Suez incident: Port of Antwerp anticipates busy terminals where possible

Suez incident: Port of Antwerp anticipates busy terminals where possible

The Suez Canal is open again, but the consequences for global shipping traffic will be felt for a long time to come. Ships will be delayed in their arrival and departure, resulting in busy terminals and peaks in cargo. For Port of Antwerp, the impact is very difficult to estimate; where possible, the container terminals are preparing to handle additional cargo.

“It's going to get busier at the terminals in the port of Antwerp,” says Barbara Janssens. “Starting next week, April 12, our terminals are likely to get busier. The first ships that sailed behind the Ever Given usually first call at Rotterdam and Hamburg and only then arrive at Port of Antwerp. We're assuming 12-14 days after the Suez incident. It isn't easy to estimate the exact impact in terms of traffic at Port of Antwerp. A lot depends on the decisions of shipping companies and terminals, who look at things from a global perspective.”
“The incident is a real puzzle for terminals and shipping companies. The delays come on top of those that have been going on since the end of 2020 – including increased cargo, shortages of container vessels and the Covid situation, which has meant that manpower has had to be re-scheduled – and which are putting a lot of pressure on the terminal capacity,” says Barbara Janssens.

Finger on the pulse

"Port of Antwerp is keeping its finger on the pulse with the shipping companies and the container terminals to see where space can be created for containers. For example, some terminals have already decided that containers for export can only be at the terminal a few days before they can be loaded. We are also looking at how we can optimise capacity inland and make even greater use of inland navigation and rail. It is important to work closely with the entire chain to make the best possible use of the available capacity."
“Fortunately, the container traffic in Antwerp is spread across the various shipping areas and we are not largely dependent on the Far and Middle East,” adds Barbara Janssens. “This means that Port of Antwerp is a little less sensitive to incidents in the supply chain. Our terminal operators are also among the most efficient in the world and we have a large storage capacity.

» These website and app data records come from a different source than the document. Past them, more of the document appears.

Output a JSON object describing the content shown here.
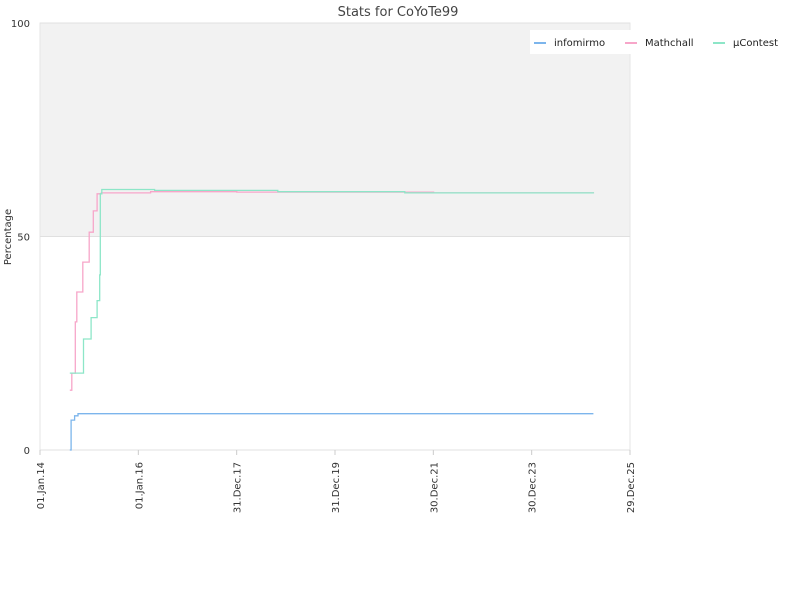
{
  "chart_data": {
    "type": "line",
    "title": "Stats for CoYoTe99",
    "xlabel": "",
    "ylabel": "Percentage",
    "ylim": [
      0,
      100
    ],
    "yticks": [
      0,
      50,
      100
    ],
    "xlim": [
      "2014-01-01",
      "2025-12-29"
    ],
    "xticks": [
      {
        "date": "2014-01-01",
        "label": "01.Jan.14"
      },
      {
        "date": "2016-01-01",
        "label": "01.Jan.16"
      },
      {
        "date": "2017-12-31",
        "label": "31.Dec.17"
      },
      {
        "date": "2019-12-31",
        "label": "31.Dec.19"
      },
      {
        "date": "2021-12-30",
        "label": "30.Dec.21"
      },
      {
        "date": "2023-12-30",
        "label": "30.Dec.23"
      },
      {
        "date": "2025-12-29",
        "label": "29.Dec.25"
      }
    ],
    "grid": true,
    "upper_band": [
      50,
      100
    ],
    "legend_position": "top-right",
    "series": [
      {
        "name": "infomirmo",
        "color": "#7cb5ec",
        "points": [
          [
            "2014-08-10",
            0
          ],
          [
            "2014-08-20",
            7
          ],
          [
            "2014-09-15",
            8
          ],
          [
            "2014-10-10",
            8.5
          ],
          [
            "2015-01-01",
            8.5
          ],
          [
            "2017-01-01",
            8.5
          ],
          [
            "2020-01-01",
            8.5
          ],
          [
            "2022-01-01",
            8.5
          ],
          [
            "2025-04-01",
            8.5
          ]
        ]
      },
      {
        "name": "Mathchall",
        "color": "#f7a6c9",
        "points": [
          [
            "2014-08-10",
            14
          ],
          [
            "2014-08-25",
            18
          ],
          [
            "2014-09-20",
            30
          ],
          [
            "2014-10-01",
            37
          ],
          [
            "2014-11-15",
            44
          ],
          [
            "2015-01-01",
            51
          ],
          [
            "2015-02-01",
            56
          ],
          [
            "2015-03-01",
            60
          ],
          [
            "2015-04-01",
            60.2
          ],
          [
            "2016-04-01",
            60.5
          ],
          [
            "2018-01-01",
            60.4
          ],
          [
            "2022-01-01",
            60.2
          ],
          [
            "2025-04-01",
            60.1
          ]
        ]
      },
      {
        "name": "µContest",
        "color": "#90ed7d",
        "stroke": "#8de6c8",
        "points": [
          [
            "2014-08-10",
            18
          ],
          [
            "2014-10-20",
            18
          ],
          [
            "2014-11-20",
            26
          ],
          [
            "2015-01-15",
            31
          ],
          [
            "2015-03-01",
            35
          ],
          [
            "2015-03-20",
            41
          ],
          [
            "2015-03-25",
            60
          ],
          [
            "2015-04-05",
            61
          ],
          [
            "2016-04-01",
            61
          ],
          [
            "2016-05-01",
            60.8
          ],
          [
            "2018-10-01",
            60.8
          ],
          [
            "2018-11-01",
            60.5
          ],
          [
            "2021-05-01",
            60.5
          ],
          [
            "2021-06-01",
            60.2
          ],
          [
            "2025-04-01",
            60.1
          ]
        ]
      }
    ]
  }
}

In Covid times, this has also helped us cope with peaks and troughs in supply and demand and ensured that we could continue to supply the country.“

Consumers feel the impact too

The impact on global container shipping is likely to continue for several months, as there is no spare capacity of container ships for extra deployment to make up for these shortages. The impact is being felt today by many retailers and their customers, who are finding that orders for products – like bicycles and other such things – are being delayed.

The impact on the overall transshipment figures for Port of Antwerp is expected to be limited. “We will see more volatility: peaks and troughs in transshipment, but expect that to flatten out again in the overall annual numbers.” Containers have continued to do very well in recent quarters, despite the Covid crisis.

 

About Port of Antwerp

As Europe's second-largest port, the Port of Antwerp is a major lifeline for the Belgian economy: more than 300 line services to over 800 destinations ensure global connectivity. The Port of Antwerp annually handles around 231 million tonnes of international maritime freight, and is home to Europe's largest integrated chemical cluster. The Port of Antwerp accounts, directly and indirectly, for a total of around 143.000 jobs and more than €20 billion added value.  

True to its mission 'a home port vital for a sustainable future’, Antwerp Port Authority aims to flexibly respond to a rapidly evolving maritime market, allowing the port to continue playing its role as a leading world port. The emphasis in this respect is on cooperation, adaptability, a strong focus on innovation and digitisation, and on sustainable added value, as well as on responsibility towards society. 

Antwerp Port Authority is a limited liability company of public law, with the City of Antwerp as sole shareholder. It employs over 1.600 people. Port alderman Annick De Ridder is chairman of the Board of Directors and Jacques Vandermeiren is CEO and President of the Executive Committee, which is responsible for the day-to-day management. www.portofantwerp.com  

The telephone number +32 492 15 41 39 is only for press inquiries. For other questions you can mail to communicatie@portofantwerp.com

Port of Antwerp
Havenhuis
Zaha Hadidplein 1
2030 Antwerp
Belgium